Cotton Mouth shows its friendly fangs Sat.Jun.19 9PM Rancho Relaxo


The indie scene at Guelph is a vital one with a well-earned rep for throwing up sensitive and meaningful-sounding bands. But there’s always that one in every class and Burn Planetarium is the Guelph band that didn’t get the Eblast.
This feisty five piece of swaggering poprockers come on just this side of frat punk and throw a wicked live party. The single-named band boys, namely Gregory, David, Benjamin, Jonathan and Seanthur are all university pals at Guelph U.and debuted last year with Valse Mechanique, a 30 minute blaze of party jammers studded with nifty lyrics caught on a hook or three.
There's room to grow and the production doesn’t do them any favours but the crackle in the kids just leaps from tracks like the funkified dance-grooved Werewolf By Night and standout song We Were Stenographers, at once funny and poignant, jacking on a herky jerky groove for most of the trip before before closing out all acoustic and downtempo. Pretty daring for this crew but word is their new material is getting all grown up.
By their own telling, Burn Planetarium swears theirs is the sound of disco funk cut with trance rock. This is exactly the kind of exposition you’d expect from a gang of university cutups who say if you can’t spot their musical influences, then they’re just not plagarising hard enough. They sure sing loud enough though, the five guy lineup bringing the requisite beer drinking party heft to the shout along choruses on the more racous of their tunes. Of which they have many. Bombastic, erratic, over the top? Hell Yeaah!!!
Burn Planetarium burn down the house Fri.Jun.18 8 PM at The Drake


Creative isolation tends to wind up either in entropy or explosion. The lucky creator is the one who gets to experience both.
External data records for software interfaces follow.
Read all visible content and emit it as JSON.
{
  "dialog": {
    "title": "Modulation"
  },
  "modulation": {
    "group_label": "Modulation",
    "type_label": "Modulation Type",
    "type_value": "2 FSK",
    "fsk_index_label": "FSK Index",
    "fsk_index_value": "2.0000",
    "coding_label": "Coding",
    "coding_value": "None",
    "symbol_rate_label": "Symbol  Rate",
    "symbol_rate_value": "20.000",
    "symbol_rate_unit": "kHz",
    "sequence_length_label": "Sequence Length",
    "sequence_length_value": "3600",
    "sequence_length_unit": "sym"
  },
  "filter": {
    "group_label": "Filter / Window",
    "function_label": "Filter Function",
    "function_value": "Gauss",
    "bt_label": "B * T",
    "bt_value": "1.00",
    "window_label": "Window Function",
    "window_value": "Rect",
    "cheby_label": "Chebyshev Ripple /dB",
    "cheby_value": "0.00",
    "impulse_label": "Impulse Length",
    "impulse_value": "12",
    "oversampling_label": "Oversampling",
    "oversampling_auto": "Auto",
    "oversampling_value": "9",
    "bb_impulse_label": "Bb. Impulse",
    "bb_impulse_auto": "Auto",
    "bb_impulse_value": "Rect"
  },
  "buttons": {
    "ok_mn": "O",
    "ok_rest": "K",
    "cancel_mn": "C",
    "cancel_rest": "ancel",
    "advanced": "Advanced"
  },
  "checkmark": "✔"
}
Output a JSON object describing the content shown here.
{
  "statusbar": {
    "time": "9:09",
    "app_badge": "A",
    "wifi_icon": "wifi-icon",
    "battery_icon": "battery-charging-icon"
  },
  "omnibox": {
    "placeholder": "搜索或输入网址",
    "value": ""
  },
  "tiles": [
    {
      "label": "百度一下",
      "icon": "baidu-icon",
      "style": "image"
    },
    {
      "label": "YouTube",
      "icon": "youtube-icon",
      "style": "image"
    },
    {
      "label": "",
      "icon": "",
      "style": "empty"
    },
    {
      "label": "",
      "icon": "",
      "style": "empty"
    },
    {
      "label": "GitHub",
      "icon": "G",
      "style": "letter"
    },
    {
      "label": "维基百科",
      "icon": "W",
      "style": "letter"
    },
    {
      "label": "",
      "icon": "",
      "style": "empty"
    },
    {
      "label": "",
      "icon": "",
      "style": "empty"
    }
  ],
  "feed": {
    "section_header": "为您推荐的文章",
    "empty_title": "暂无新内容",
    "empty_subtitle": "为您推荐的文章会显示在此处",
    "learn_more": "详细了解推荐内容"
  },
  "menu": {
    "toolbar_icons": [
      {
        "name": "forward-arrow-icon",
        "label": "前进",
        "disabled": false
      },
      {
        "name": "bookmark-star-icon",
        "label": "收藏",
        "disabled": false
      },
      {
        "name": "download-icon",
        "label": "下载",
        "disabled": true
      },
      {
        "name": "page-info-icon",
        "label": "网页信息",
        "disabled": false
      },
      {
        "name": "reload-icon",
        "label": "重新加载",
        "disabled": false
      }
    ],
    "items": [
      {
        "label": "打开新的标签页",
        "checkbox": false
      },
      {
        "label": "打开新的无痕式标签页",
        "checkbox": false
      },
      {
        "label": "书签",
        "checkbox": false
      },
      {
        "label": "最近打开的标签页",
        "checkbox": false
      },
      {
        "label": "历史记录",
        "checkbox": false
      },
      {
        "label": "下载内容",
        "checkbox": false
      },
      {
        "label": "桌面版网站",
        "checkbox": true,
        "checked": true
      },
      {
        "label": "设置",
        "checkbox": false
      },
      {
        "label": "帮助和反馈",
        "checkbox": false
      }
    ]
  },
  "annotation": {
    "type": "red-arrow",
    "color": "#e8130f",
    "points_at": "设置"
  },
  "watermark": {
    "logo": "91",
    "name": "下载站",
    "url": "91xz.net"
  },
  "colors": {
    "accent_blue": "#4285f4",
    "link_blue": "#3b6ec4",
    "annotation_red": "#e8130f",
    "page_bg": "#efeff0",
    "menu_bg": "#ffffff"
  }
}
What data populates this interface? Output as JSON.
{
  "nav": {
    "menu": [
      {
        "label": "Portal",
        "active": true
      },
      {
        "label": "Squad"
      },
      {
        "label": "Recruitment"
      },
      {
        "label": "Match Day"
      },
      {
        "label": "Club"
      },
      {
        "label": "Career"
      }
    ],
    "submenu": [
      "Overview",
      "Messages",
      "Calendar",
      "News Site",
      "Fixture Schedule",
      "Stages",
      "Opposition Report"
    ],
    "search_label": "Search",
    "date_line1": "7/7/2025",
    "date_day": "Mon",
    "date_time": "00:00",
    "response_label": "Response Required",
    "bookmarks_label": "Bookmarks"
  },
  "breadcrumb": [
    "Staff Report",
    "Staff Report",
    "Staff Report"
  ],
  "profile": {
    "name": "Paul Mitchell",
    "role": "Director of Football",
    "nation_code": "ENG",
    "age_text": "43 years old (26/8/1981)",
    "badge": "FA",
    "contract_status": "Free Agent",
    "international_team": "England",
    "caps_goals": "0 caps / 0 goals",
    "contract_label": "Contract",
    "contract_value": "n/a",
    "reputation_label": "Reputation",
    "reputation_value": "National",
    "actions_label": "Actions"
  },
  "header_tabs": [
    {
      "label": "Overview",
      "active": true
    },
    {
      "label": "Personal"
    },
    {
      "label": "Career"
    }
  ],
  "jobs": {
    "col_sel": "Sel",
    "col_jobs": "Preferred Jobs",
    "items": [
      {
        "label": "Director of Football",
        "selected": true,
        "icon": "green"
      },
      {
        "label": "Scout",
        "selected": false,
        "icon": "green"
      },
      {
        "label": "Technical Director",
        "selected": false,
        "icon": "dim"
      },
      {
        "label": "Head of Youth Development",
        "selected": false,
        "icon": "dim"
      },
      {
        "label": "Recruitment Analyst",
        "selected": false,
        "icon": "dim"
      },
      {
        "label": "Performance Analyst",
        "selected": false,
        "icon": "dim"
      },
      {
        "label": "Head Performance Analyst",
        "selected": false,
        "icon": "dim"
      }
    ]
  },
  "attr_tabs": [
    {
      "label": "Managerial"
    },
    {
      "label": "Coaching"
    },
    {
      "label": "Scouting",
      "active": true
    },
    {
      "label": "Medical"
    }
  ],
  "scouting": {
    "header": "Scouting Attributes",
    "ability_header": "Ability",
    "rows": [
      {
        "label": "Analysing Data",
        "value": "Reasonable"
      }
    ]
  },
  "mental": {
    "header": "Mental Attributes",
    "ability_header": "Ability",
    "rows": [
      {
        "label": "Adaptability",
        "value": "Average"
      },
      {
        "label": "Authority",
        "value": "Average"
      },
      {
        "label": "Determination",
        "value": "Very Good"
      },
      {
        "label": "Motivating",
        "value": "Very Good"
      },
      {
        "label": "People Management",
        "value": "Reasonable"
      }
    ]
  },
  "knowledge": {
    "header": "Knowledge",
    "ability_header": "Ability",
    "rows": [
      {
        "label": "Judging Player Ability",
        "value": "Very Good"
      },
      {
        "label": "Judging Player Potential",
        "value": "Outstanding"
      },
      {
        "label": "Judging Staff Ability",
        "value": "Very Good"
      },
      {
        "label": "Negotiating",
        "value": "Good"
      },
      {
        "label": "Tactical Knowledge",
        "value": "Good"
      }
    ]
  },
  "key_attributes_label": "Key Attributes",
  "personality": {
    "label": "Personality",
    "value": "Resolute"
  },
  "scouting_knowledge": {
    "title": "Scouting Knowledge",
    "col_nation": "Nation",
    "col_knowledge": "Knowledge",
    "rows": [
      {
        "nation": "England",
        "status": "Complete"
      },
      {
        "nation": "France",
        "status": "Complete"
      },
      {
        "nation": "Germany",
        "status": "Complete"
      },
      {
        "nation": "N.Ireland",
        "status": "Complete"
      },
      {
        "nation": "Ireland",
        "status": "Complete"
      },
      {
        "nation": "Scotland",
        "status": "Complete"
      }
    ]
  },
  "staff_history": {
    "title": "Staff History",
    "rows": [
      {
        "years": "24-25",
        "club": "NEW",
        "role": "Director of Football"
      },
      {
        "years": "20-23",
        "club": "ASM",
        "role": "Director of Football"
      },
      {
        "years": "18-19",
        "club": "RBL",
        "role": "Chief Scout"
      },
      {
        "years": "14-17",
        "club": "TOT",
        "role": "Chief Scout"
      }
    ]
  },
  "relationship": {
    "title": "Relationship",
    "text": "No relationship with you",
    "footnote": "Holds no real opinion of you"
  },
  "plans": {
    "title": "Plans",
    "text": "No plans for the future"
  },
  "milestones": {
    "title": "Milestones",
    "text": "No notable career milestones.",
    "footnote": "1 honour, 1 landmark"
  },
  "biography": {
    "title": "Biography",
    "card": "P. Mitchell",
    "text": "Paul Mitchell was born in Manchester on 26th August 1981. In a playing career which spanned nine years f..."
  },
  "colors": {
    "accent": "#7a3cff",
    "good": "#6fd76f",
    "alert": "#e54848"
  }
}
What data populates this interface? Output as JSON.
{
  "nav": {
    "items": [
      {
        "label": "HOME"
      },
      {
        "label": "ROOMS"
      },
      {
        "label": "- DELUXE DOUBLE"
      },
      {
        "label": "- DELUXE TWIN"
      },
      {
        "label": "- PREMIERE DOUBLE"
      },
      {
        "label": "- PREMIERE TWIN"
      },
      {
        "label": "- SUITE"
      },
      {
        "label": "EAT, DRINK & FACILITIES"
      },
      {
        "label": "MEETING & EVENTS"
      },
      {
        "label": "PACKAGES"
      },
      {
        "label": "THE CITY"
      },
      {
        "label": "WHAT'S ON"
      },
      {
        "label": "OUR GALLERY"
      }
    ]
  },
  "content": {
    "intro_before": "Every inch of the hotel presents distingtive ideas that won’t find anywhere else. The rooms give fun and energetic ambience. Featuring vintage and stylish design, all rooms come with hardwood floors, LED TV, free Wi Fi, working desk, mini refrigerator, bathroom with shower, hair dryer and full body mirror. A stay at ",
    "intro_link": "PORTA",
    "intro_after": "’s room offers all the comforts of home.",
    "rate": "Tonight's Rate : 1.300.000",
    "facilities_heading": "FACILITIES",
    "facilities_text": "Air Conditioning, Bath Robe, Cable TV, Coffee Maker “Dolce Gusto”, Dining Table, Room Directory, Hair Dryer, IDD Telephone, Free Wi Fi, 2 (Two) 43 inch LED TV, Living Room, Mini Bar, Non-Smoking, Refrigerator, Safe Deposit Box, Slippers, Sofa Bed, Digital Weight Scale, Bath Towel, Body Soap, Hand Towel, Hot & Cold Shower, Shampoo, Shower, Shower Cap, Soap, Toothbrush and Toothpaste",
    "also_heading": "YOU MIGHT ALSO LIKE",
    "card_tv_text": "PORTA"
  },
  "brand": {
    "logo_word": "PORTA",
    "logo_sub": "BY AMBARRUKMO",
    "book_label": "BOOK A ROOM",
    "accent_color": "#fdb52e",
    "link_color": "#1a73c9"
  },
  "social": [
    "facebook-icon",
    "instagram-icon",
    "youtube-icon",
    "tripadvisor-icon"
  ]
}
Holed up in Regina, and having dealt with the entropy, singer/guitarist Carl Johnson exploded in the spring of 2008 with Library Voices, a many-membered musical collective with a wide screen power pop sound. Being from Regina, this is power pop that has a place for an accordion playing frontgal, the rabble-rousing Darcy McIntyre
Currently at eight pieces, Library Voices is getting serious attention with their tremolo soaked guitars, analog synths, vintage organs, circuit bent electronics, accordion, saxophone, strings, theremin, Tenori-on, and glockenspiel driven music. It’s a mashup of everything from the Sixties onward, filtered through that peculiar youthful nostalgia for something never really experienced.
Library Voices came out of the blocks with an EP, Hunting Ghosts & Other Collected Shorts, which delivered on the band’s manifesto of sophisticated pop hooks, intricate dynamics, complex harmonies and anthemic singalong songs. The thing hit nerves like a drunk dentist, scoring big reactions everywhere from SPIN magazine to the BBC and CBC, and launched the band on the tour circuit with such as Stars, Chad Vangaalen, Plants & Animals.
Of the group’s dedicated ecelectism, Johnson notes that with that many people inputting, momentum is a given and forward movement inevitable. “It’s something many artists are experiencing in this age of musical diversity. When you have 8 people, you’re not likely to stay in one place for very long in any sense”.
Since then they‘ve been won a bunch of awards, have been mugged twice, had their equipment ripped off from the tour van and the replacement gear drowned in last spring’s Western floods.
You can help out by throwing money at Library Voices Sat.Jun.19 9PM The Horseshoe